## What the task asks
If a record holds a picture, leave the picture out, but write out everything else exactly.

───

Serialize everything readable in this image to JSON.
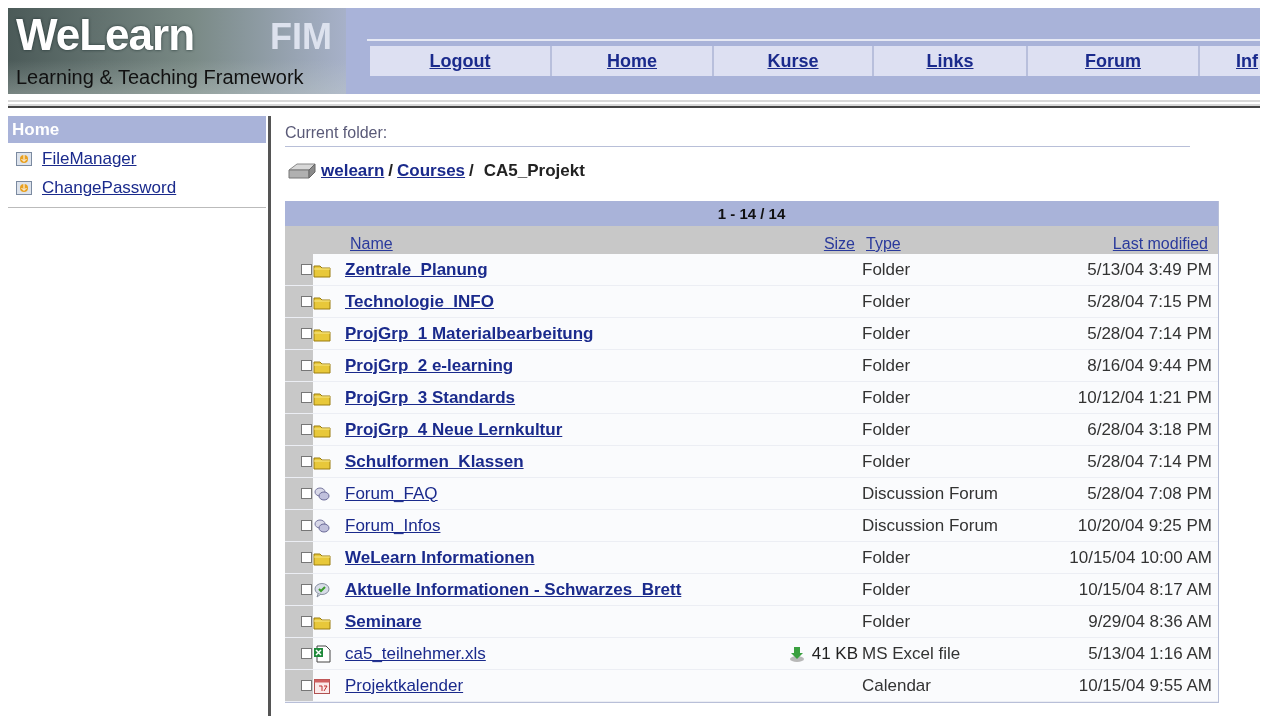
{
  "header": {
    "logo": {
      "title": "WeLearn",
      "badge": "FIM",
      "tagline": "Learning & Teaching Framework"
    },
    "nav": [
      {
        "label": "Logout"
      },
      {
        "label": "Home"
      },
      {
        "label": "Kurse"
      },
      {
        "label": "Links"
      },
      {
        "label": "Forum"
      },
      {
        "label": "Inf"
      }
    ]
  },
  "sidebar": {
    "title": "Home",
    "items": [
      {
        "label": "FileManager"
      },
      {
        "label": "ChangePassword"
      }
    ]
  },
  "main": {
    "current_folder_label": "Current folder:",
    "breadcrumb": [
      {
        "label": "welearn",
        "kind": "link",
        "separator": "/"
      },
      {
        "label": "Courses",
        "kind": "link",
        "separator": "/"
      },
      {
        "label": "CA5_Projekt",
        "kind": "current"
      }
    ],
    "table": {
      "range": "1 - 14 / 14",
      "columns": [
        "Name",
        "Size",
        "Type",
        "Last modified"
      ],
      "rows": [
        {
          "kind": "folder",
          "name": "Zentrale_Planung",
          "type": "Folder",
          "modified": "5/13/04 3:49 PM",
          "checked": false
        },
        {
          "kind": "folder",
          "name": "Technologie_INFO",
          "type": "Folder",
          "modified": "5/28/04 7:15 PM",
          "checked": false
        },
        {
          "kind": "folder",
          "name": "ProjGrp_1 Materialbearbeitung",
          "type": "Folder",
          "modified": "5/28/04 7:14 PM",
          "checked": false
        },
        {
          "kind": "folder",
          "name": "ProjGrp_2 e-learning",
          "type": "Folder",
          "modified": "8/16/04 9:44 PM",
          "checked": false
        },
        {
          "kind": "folder",
          "name": "ProjGrp_3 Standards",
          "type": "Folder",
          "modified": "10/12/04 1:21 PM",
          "checked": false
        },
        {
          "kind": "folder",
          "name": "ProjGrp_4 Neue Lernkultur",
          "type": "Folder",
          "modified": "6/28/04 3:18 PM",
          "checked": false
        },
        {
          "kind": "folder",
          "name": "Schulformen_Klassen",
          "type": "Folder",
          "modified": "5/28/04 7:14 PM",
          "checked": false
        },
        {
          "kind": "forum",
          "name": "Forum_FAQ",
          "type": "Discussion Forum",
          "modified": "5/28/04 7:08 PM",
          "checked": false
        },
        {
          "kind": "forum",
          "name": "Forum_Infos",
          "type": "Discussion Forum",
          "modified": "10/20/04 9:25 PM",
          "checked": false
        },
        {
          "kind": "folder",
          "name": "WeLearn Informationen",
          "type": "Folder",
          "modified": "10/15/04 10:00 AM",
          "checked": false
        },
        {
          "kind": "board",
          "name": "Aktuelle Informationen - Schwarzes_Brett",
          "type": "Folder",
          "modified": "10/15/04 8:17 AM",
          "checked": false
        },
        {
          "kind": "folder",
          "name": "Seminare",
          "type": "Folder",
          "modified": "9/29/04 8:36 AM",
          "checked": false
        },
        {
          "kind": "excel",
          "name": "ca5_teilnehmer.xls",
          "size": "41 KB",
          "type": "MS Excel file",
          "modified": "5/13/04 1:16 AM",
          "checked": false
        },
        {
          "kind": "calendar",
          "name": "Projektkalender",
          "type": "Calendar",
          "modified": "10/15/04 9:55 AM",
          "checked": false
        }
      ]
    }
  }
}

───

## Answer for the task
Serialize everything readable in this image to JSON.
{
  "header": {
    "logo": {
      "title": "WeLearn",
      "badge": "FIM",
      "tagline": "Learning & Teaching Framework"
    },
    "nav": [
      {
        "label": "Logout"
      },
      {
        "label": "Home"
      },
      {
        "label": "Kurse"
      },
      {
        "label": "Links"
      },
      {
        "label": "Forum"
      },
      {
        "label": "Inf"
      }
    ]
  },
  "sidebar": {
    "title": "Home",
    "items": [
      {
        "label": "FileManager"
      },
      {
        "label": "ChangePassword"
      }
    ]
  },
  "main": {
    "current_folder_label": "Current folder:",
    "breadcrumb": [
      {
        "label": "welearn",
        "kind": "link",
        "separator": "/"
      },
      {
        "label": "Courses",
        "kind": "link",
        "separator": "/"
      },
      {
        "label": "CA5_Projekt",
        "kind": "current"
      }
    ],
    "table": {
      "range": "1 - 14 / 14",
      "columns": [
        "Name",
        "Size",
        "Type",
        "Last modified"
      ],
      "rows": [
        {
          "kind": "folder",
          "name": "Zentrale_Planung",
          "type": "Folder",
          "modified": "5/13/04 3:49 PM",
          "checked": false
        },
        {
          "kind": "folder",
          "name": "Technologie_INFO",
          "type": "Folder",
          "modified": "5/28/04 7:15 PM",
          "checked": false
        },
        {
          "kind": "folder",
          "name": "ProjGrp_1 Materialbearbeitung",
          "type": "Folder",
          "modified": "5/28/04 7:14 PM",
          "checked": false
        },
        {
          "kind": "folder",
          "name": "ProjGrp_2 e-learning",
          "type": "Folder",
          "modified": "8/16/04 9:44 PM",
          "checked": false
        },
        {
          "kind": "folder",
          "name": "ProjGrp_3 Standards",
          "type": "Folder",
          "modified": "10/12/04 1:21 PM",
          "checked": false
        },
        {
          "kind": "folder",
          "name": "ProjGrp_4 Neue Lernkultur",
          "type": "Folder",
          "modified": "6/28/04 3:18 PM",
          "checked": false
        },
        {
          "kind": "folder",
          "name": "Schulformen_Klassen",
          "type": "Folder",
          "modified": "5/28/04 7:14 PM",
          "checked": false
        },
        {
          "kind": "forum",
          "name": "Forum_FAQ",
          "type": "Discussion Forum",
          "modified": "5/28/04 7:08 PM",
          "checked": false
        },
        {
          "kind": "forum",
          "name": "Forum_Infos",
          "type": "Discussion Forum",
          "modified": "10/20/04 9:25 PM",
          "checked": false
        },
        {
          "kind": "folder",
          "name": "WeLearn Informationen",
          "type": "Folder",
          "modified": "10/15/04 10:00 AM",
          "checked": false
        },
        {
          "kind": "board",
          "name": "Aktuelle Informationen - Schwarzes_Brett",
          "type": "Folder",
          "modified": "10/15/04 8:17 AM",
          "checked": false
        },
        {
          "kind": "folder",
          "name": "Seminare",
          "type": "Folder",
          "modified": "9/29/04 8:36 AM",
          "checked": false
        },
        {
          "kind": "excel",
          "name": "ca5_teilnehmer.xls",
          "size": "41 KB",
          "type": "MS Excel file",
          "modified": "5/13/04 1:16 AM",
          "checked": false
        },
        {
          "kind": "calendar",
          "name": "Projektkalender",
          "type": "Calendar",
          "modified": "10/15/04 9:55 AM",
          "checked": false
        }
      ]
    }
  }
}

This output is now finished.